Our visit to Berlin landed about 10 days into our trip, just when we were pretty desperate to do some laundry. We used airBnB to rent an apartment (one with a washer and dryer), so after arriving at the (huge!) train station, we took two buses to our apartment that we discovered was on the 3rd floor (4th floor if you use the American way) and thus, up 63 steps! That’s a lot! (But it still wasn’t as bad the 6th floor walk-up I rented in New York once, so I guess it’s all about perspective.) Once we were up in the apartment, we sorted out our laundry and found we had four loads. AND it turns out that the “dryer” listed on the apartment was actually just a drying rack so doing laundry pretty much took up our afternoon. We finally finished all our loads in time for dinner.

The great thing about renting an apartment is that our host left a list of recommended restaurants. We decided on a vegetarian one not far away. It was such a charming little cafe. I wish I could pinpoint what it was, but sitting there, reading the menu, looking out the window, people-watching the other diners, I just had one of those little thrills that you get while traveling and you realize that you’re somewhere completely new and different. I love that feeling. I really wanted to take a picture of it, but it’s not the type of thing you can really capture on film (err, digital), so I just got Cristen’s delight in her German beer.

Dinner took a little longer than expected (they always did), so we had to rush to make our time slot at the Reichstag. Sadly, I also realized that I had forgotten my printed permission for our visit, but we did not want to climb back up those 63 steps to get it. I had an electronic version on my phone, though, so we hoped it would be alright. We made it there just in time, and the electronic version worked just fine. They gave us some visitors badges, so we felt official.

We took the elevator to the top, picked up our audio guide (yes, I actually got one!) and stepped out onto the roof to take some photos. It was a little darker than I hoped when I selected the time, but that only made the lights brighter.

The dome has a ramp that spirals all the way to the top and the audio guide points out different buildings and tells you about the history. I also really enjoyed hearing about the German government. It was actually pretty interesting, but mostly it was space age awesomeness.

Probably the only really interesting thing that I remember is that the dome is open at the top.

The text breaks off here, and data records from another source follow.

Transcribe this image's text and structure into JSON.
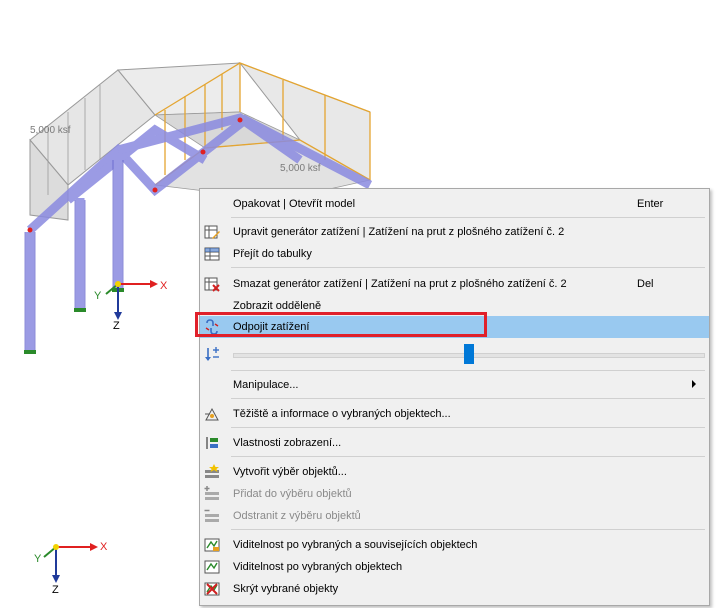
{
  "model": {
    "load_label_left": "5,000 ksf",
    "load_label_right": "5,000 ksf",
    "axis_x": "X",
    "axis_y": "Y",
    "axis_z": "Z"
  },
  "context_menu": {
    "items": [
      {
        "label": "Opakovat | Otevřít model",
        "shortcut": "Enter",
        "icon": "none"
      },
      {
        "label": "Upravit generátor zatížení | Zatížení na prut z plošného zatížení č. 2",
        "icon": "edit-generator-icon"
      },
      {
        "label": "Přejít do tabulky",
        "icon": "table-icon"
      },
      {
        "label": "Smazat generátor zatížení | Zatížení na prut z plošného zatížení č. 2",
        "shortcut": "Del",
        "icon": "delete-icon"
      },
      {
        "label": "Zobrazit odděleně",
        "icon": "none"
      },
      {
        "label": "Odpojit zatížení",
        "icon": "unlink-icon"
      },
      {
        "label": "Manipulace...",
        "icon": "none"
      },
      {
        "label": "Těžiště a informace o vybraných objektech...",
        "icon": "centroid-icon"
      },
      {
        "label": "Vlastnosti zobrazení...",
        "icon": "display-properties-icon"
      },
      {
        "label": "Vytvořit výběr objektů...",
        "icon": "create-selection-icon"
      },
      {
        "label": "Přidat do výběru objektů",
        "icon": "add-selection-icon"
      },
      {
        "label": "Odstranit z výběru objektů",
        "icon": "remove-selection-icon"
      },
      {
        "label": "Viditelnost po vybraných a souvisejících objektech",
        "icon": "visibility-related-icon"
      },
      {
        "label": "Viditelnost po vybraných objektech",
        "icon": "visibility-selected-icon"
      },
      {
        "label": "Skrýt vybrané objekty",
        "icon": "hide-objects-icon"
      }
    ],
    "slider_value": 0.5,
    "colors": {
      "highlight": "#99c9f0",
      "callout": "#e0202a",
      "slider": "#0078d7"
    }
  }
}
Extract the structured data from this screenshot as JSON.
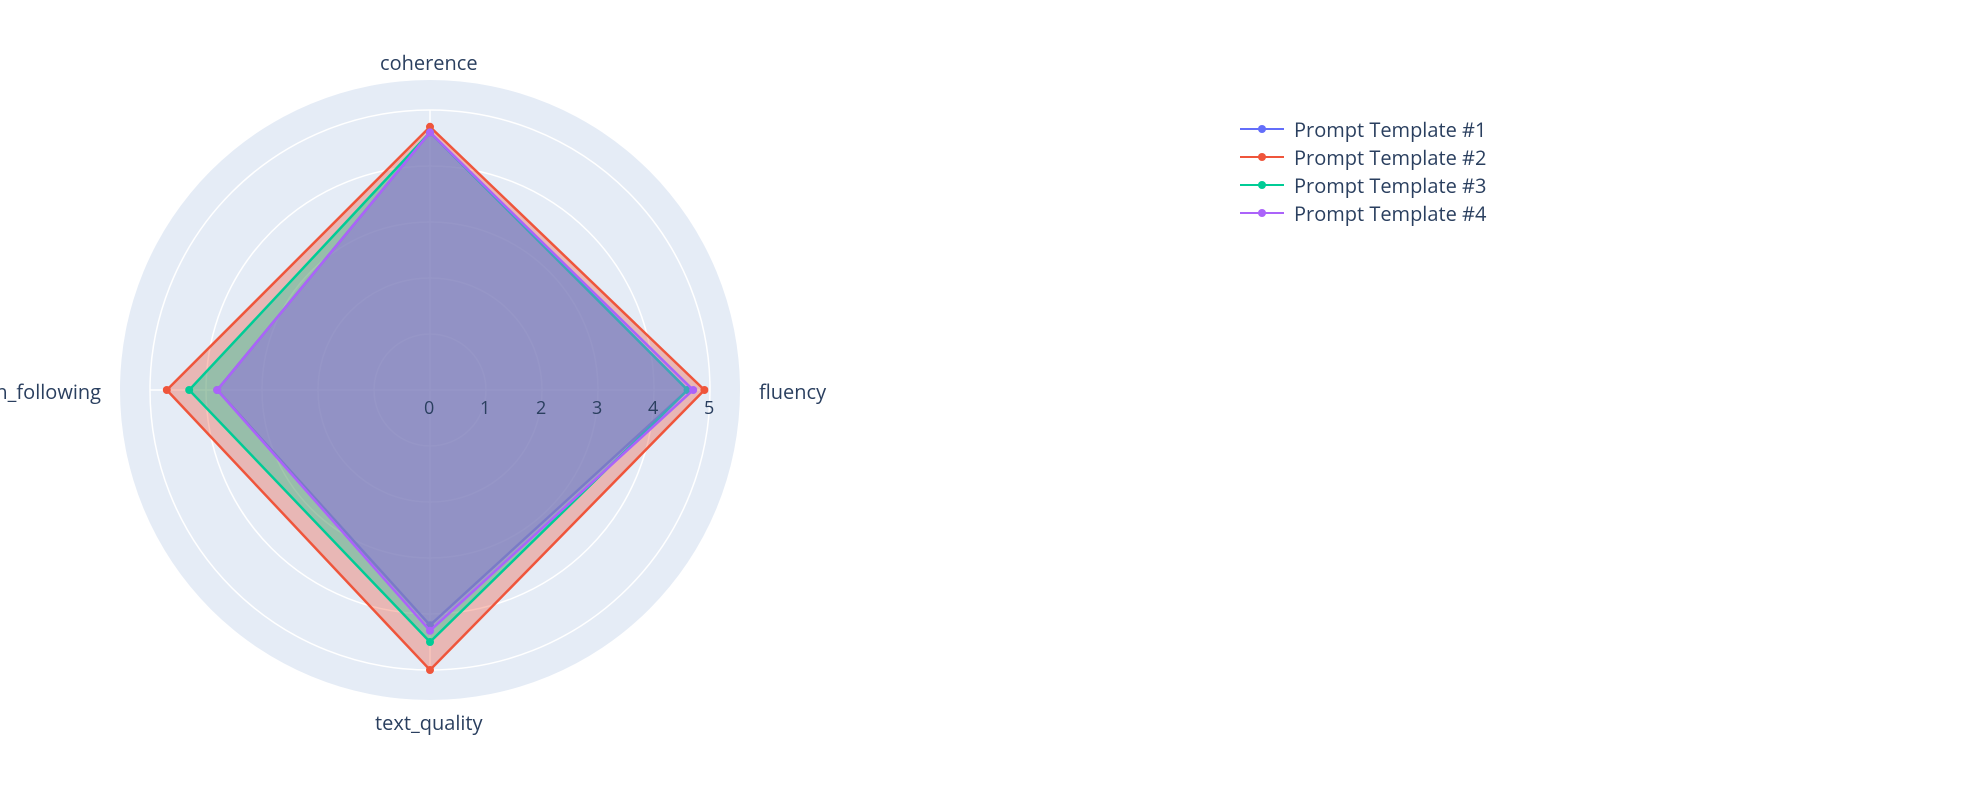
{
  "chart_data": {
    "type": "radar",
    "range": [
      0,
      5
    ],
    "ticks": [
      0,
      1,
      2,
      3,
      4,
      5
    ],
    "categories": [
      "fluency",
      "coherence",
      "instruction_following",
      "text_quality"
    ],
    "series": [
      {
        "name": "Prompt Template #1",
        "color": "#636efa",
        "values": [
          4.6,
          4.6,
          3.8,
          4.2
        ]
      },
      {
        "name": "Prompt Template #2",
        "color": "#ef553b",
        "values": [
          4.9,
          4.7,
          4.7,
          5.0
        ]
      },
      {
        "name": "Prompt Template #3",
        "color": "#00cc96",
        "values": [
          4.6,
          4.6,
          4.3,
          4.5
        ]
      },
      {
        "name": "Prompt Template #4",
        "color": "#ab63fa",
        "values": [
          4.7,
          4.6,
          3.8,
          4.3
        ]
      }
    ]
  },
  "axis_labels": {
    "fluency": "fluency",
    "coherence": "coherence",
    "instruction_following": "instruction_following",
    "text_quality": "text_quality"
  },
  "tick_labels": [
    "0",
    "1",
    "2",
    "3",
    "4",
    "5"
  ],
  "legend": {
    "items": [
      "Prompt Template #1",
      "Prompt Template #2",
      "Prompt Template #3",
      "Prompt Template #4"
    ]
  }
}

It was raining while we were there, but the rain is collected and then reused.

We didn’t have time to get any photos of the Reichstag before going up to the dome, so we attempted to take some pictures afterward. It was a little dark.

Just down the road is the Brandenburg Gate.

It was super crowded with lots of tour groups of teenagers. I have no idea what all of these tour groups were doing there because it seems like school should have been in session by then, but the biggest problem was that when we tried to get a donut at the Dunkin Donuts nearby, the students had picked the place dry of all the good options. We hated them so much!